Last night as I waited in front of Boulevard 3 to be admitted to the High Times + Tidal X 420 celebration, I amused myself by listening to the various discussions going on between the staff members.
I had been told the event was sold out, and to get there early to ensure I got in. Knowing how crazy Hollywood can get with both traffic and parking, and afraid I might die of boredom at my previous 420 celebrations, I now found myself a half hour early to this event, and the first VIP in line for entrance.
For those who aren’t familiar with it, Boulevard 3 is a very upscale place. It’s the kind of sleek, Hollywood chic nightclub venue that you might see in some action or spy movie, complete with a haze-filled, sunken ballroom with a floor to ceiling video screen flashing images to the beat of the music. It even has a fire inside the reflecting pool that adorns the courtyard.
As I sat on a low wall facing Santa Monica Boulevard, awaiting entrance to my very first officially public Cannabis party, I overheard the bouncers having a discussion as to the dress code, and whether or not to admit people dressed in shorts, baseball hats, visible tattoos, tennis shoes, and the list goes on. Everything he mentioned would have prevented the first ten VIPs in line from entering the event, including myself. I have knee and back injuries and don’t do well without the gel cushioning in my Sauconys. Since I was starving and the smell of the appetizers was twisting my stomach up in knots, I was really praying that the verdict, at least on the tennis shoes, was “let ‘em all in.”
It was, of course. Turning away those who didn’t meet the normal dress code for that club would have meant turning away the majority of attendees. Cannabis devotees are very down to Earth and diverse bunch who tend to renegade their way through life, dress codes be damned. That guy wearing cargo shorts and black baseball hat is just as likely to be the CEO, CTO, or CFO of a Cannabis company as he is to be one of the rank and file fans of High Times and Damien Marley, Jr.
The irony of it was not lost on many of us at the party. The topic came up three times, in three separate conversations with three different people. We concluded it was a silent, subtle victory for our cause, but a victory, nevertheless. The citadel of social elitism that is Boulevard 3 has their bouncers so well trained that they took one look at us—the VIPS, no less—and questioned our right to enter that club. They didn’t get that this Industry was founded on sharing and inclusivity.
This diverse group of people, coming together in such a bastion of exclusivity, was a testament to how far this industry had come, and how far we still need to go.
Last night, people of all ages (over 21 of course), all races, all economic backgrounds, and all political opinions showed up to share their support for this plant and our rights as individual adults to consume it. I partied with Cannabis entrepreneurs, music industry executives, advocates to end Cannabis prohibition, Republicans, Democrats, Rastafarians, conspiracy theorists, artists, musicians, travel commentators, construction workers, patients rights advocates, and much much more.
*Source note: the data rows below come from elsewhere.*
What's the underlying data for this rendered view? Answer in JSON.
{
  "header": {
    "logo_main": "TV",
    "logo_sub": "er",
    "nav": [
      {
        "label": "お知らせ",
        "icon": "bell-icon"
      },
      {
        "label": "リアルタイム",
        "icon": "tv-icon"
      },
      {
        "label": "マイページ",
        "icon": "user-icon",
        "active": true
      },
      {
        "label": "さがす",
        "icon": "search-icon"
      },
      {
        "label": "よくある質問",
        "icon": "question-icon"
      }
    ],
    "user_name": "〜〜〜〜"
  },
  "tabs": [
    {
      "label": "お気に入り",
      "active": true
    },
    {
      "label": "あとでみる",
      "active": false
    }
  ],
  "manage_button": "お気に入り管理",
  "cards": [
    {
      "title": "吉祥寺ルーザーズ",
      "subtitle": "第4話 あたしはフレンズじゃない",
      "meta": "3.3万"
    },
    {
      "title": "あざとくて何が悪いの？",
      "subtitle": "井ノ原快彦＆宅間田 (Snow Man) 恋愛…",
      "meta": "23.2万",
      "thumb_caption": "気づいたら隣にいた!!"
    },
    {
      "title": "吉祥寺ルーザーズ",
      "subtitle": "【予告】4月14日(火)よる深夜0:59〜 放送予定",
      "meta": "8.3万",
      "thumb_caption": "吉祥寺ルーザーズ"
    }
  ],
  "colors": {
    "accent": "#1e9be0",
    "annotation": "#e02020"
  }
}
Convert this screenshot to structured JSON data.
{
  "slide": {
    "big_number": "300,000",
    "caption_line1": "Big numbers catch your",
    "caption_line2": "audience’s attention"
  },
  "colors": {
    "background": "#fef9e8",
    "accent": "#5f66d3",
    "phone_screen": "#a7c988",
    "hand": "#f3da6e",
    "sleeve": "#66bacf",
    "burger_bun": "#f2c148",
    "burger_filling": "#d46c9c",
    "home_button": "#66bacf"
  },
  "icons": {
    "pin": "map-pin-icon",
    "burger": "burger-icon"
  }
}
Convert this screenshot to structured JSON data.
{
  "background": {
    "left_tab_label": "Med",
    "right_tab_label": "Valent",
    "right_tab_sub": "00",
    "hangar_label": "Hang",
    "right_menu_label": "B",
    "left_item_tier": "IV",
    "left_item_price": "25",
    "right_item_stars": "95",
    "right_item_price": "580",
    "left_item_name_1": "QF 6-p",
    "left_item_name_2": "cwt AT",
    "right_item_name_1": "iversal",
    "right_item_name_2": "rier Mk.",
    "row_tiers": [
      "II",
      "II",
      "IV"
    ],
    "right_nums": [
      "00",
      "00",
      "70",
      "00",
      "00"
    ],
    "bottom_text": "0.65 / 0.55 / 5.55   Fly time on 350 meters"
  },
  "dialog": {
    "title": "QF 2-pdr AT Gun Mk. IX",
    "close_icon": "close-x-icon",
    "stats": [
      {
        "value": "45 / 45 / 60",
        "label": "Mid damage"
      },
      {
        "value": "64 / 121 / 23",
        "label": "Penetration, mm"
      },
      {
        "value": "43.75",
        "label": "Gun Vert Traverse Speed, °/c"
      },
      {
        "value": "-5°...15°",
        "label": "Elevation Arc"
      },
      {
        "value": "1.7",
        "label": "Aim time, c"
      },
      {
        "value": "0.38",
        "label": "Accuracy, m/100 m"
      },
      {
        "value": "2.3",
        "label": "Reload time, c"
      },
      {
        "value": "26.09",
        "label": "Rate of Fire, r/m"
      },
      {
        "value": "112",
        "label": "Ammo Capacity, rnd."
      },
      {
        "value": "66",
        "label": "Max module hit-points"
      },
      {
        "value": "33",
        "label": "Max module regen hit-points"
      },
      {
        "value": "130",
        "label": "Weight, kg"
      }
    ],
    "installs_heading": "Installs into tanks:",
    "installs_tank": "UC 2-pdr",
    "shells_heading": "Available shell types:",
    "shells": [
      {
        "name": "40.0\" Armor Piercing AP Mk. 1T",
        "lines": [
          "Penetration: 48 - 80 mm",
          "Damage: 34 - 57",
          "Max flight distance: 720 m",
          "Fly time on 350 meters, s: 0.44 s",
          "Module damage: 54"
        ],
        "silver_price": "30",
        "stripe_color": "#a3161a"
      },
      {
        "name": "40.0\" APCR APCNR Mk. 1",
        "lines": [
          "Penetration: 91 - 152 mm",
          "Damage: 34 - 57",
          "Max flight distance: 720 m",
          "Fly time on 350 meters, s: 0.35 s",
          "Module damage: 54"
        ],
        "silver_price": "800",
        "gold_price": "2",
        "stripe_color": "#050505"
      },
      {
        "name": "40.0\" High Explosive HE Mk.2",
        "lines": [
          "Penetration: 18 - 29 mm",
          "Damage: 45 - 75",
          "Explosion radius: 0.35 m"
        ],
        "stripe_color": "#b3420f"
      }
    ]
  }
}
It was a wonderful experience, interacting with so many happy, mellow, interesting people, all drawn together to celebrate the symbolism of 420.
This single plant has the potential to get us all talking to one another, whether Democrat, Republican or Independent because there is nothing quite so democratizing as Cannabis.